Bring the family to enjoy the easy walking trails at Long Branch Nature Center. The park is the home to scarlet maple trees and yellow pawpaw trees which glow in the sunlight and provide a home for native woodland creatures like turtles and foxes.

Potomac Overlook natural setting with trees and grass in Arlington VA
Potomac Overlook Regional Park/Credit: Jake McGuire

4. Lubber Run Park

Bikers and hikers enjoy the trails scattered through the forest in Lubber Run Park. The pond there is enveloped by a circle of flamboyant trees reflecting onto the still water, until a leaping frog disturbs the calm. It’s a popular spot for birdwatching, so bring your binoculars.

5. The Mount Vernon Trail

Another way to enjoy the autumn colors is to walk or bike along the Mount Vernon Trail, a national park with unobstructed views of Washington D.C.’s monuments and memorials. This 18-mile paved trail runs between the George Washington Memorial Parkway and the Potomac River. You can access it from numerous points in Arlington including Gravelly Point Park. For information about the sights you’ll see along the way, check here.

Theodore Roosevelt Island Park outside of Arlington Virginia
Theodore Roosevelt Island/Credit: Jake McGuire

6. Potomac Overlook Regional Park

Explore wooded trails in Potomac Overlook Regional Park where you'll discover everything from organic gardens to an old Indian village site as you wander rustic paths leading to the Potomac River. Among the brilliant shades of autumn, there are streams to cross and a nature center to visit. A map of the 70 acres of trails can be found here

7. Theodore Roosevelt Island

Take a woodsy walk on the meandering pathways of Theodore Roosevelt Island. This 91-acre island sanctuary on the Potomac River pays tribute to the nation's 26th president, who was an avid outdoorsman and naturalist. From the trails, you’ll catch glimpses of the gleaming skyscrapers of Rosslyn, the spires of Georgetown University and the bustling Washington Harbour. For a map of the trails, check here
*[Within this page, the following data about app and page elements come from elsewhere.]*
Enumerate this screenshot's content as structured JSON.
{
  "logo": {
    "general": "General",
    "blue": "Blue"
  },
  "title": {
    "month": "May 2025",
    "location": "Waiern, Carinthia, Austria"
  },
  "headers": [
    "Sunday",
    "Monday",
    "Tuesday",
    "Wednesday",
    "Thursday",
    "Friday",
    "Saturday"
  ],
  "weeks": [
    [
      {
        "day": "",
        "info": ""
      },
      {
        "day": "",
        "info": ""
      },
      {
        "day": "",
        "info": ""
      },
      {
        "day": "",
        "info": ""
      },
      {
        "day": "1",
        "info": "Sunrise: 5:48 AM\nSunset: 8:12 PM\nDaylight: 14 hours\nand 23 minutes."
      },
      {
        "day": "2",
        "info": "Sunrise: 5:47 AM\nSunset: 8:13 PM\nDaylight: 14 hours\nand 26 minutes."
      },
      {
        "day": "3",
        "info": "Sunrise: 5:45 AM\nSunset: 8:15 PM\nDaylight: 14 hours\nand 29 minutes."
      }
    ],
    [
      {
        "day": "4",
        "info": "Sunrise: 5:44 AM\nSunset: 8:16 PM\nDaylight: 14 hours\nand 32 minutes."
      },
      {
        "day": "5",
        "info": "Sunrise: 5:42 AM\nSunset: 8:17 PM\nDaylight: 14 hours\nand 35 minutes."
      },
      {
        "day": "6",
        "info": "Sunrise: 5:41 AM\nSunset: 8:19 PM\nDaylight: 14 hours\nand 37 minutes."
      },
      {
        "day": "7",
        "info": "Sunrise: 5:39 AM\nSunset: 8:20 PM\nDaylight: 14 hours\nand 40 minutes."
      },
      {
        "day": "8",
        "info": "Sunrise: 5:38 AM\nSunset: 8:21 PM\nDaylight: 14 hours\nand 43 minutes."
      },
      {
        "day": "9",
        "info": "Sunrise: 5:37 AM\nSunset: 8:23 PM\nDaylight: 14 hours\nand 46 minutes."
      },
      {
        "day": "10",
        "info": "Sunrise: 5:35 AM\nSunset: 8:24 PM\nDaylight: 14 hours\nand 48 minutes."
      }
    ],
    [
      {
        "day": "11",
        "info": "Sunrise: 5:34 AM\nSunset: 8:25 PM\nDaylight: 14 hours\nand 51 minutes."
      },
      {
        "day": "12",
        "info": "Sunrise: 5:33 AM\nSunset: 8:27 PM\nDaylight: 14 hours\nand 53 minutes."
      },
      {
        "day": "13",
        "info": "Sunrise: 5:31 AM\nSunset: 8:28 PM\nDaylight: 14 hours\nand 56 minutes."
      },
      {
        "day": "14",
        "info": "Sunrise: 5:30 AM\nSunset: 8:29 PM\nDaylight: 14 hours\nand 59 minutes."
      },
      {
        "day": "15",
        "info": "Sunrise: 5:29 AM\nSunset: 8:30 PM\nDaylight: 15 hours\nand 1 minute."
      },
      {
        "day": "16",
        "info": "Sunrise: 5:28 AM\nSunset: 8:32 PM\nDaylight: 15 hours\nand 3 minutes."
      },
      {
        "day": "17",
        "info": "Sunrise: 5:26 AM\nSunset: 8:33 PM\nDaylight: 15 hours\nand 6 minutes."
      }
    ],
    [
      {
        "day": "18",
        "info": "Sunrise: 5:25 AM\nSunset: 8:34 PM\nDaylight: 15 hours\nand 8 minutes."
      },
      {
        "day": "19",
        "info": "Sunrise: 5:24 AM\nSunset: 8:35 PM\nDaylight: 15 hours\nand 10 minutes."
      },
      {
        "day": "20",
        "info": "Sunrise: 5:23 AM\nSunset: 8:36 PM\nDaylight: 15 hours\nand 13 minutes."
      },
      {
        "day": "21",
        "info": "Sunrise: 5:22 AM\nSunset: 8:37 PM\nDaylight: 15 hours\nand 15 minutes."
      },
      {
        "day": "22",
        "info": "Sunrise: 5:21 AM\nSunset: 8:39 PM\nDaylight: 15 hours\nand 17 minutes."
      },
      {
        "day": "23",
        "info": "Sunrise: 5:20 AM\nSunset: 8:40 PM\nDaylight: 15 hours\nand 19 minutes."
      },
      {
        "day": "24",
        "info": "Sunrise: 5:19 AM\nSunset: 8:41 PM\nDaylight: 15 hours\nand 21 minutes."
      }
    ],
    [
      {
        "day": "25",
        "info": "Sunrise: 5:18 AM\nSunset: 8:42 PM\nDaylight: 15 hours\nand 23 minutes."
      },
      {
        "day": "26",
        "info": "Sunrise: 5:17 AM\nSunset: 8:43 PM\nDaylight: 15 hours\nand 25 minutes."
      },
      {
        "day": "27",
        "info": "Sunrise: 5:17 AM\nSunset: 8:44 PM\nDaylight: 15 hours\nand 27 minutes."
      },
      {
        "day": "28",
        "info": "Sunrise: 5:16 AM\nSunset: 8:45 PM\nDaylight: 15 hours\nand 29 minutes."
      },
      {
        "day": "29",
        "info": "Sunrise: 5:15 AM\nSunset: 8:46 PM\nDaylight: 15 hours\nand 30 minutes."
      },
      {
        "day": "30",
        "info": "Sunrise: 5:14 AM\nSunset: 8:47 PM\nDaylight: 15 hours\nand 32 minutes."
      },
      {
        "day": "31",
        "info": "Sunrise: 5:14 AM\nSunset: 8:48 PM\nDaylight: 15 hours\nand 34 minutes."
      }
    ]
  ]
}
Couple walking in Arlington's Westover neighborhood in autumn
Westover Neighborhood/Credit: Cameron Davidson

Arlington's neighborhoods are also good places to see fall foliage, as they are committed to protecting tree-lined routes and public parks. Each neighborhood has its own unique energy and personality, warmly welcoming visitors to enjoy all the fall colors it has in store. From Gateway Park’s ornamental garden in the Rosslyn neighborhood, to Long Bridge Park’s cherry trees in Crystal City, to the paperbark maple trees planted at the National 9/11 Pentagon Memorial in Pentagon City, there are hidden gems everywhere you turn.

Don’t miss these other wonderfully walkable neighborhoods:

Author: Renee Sklarew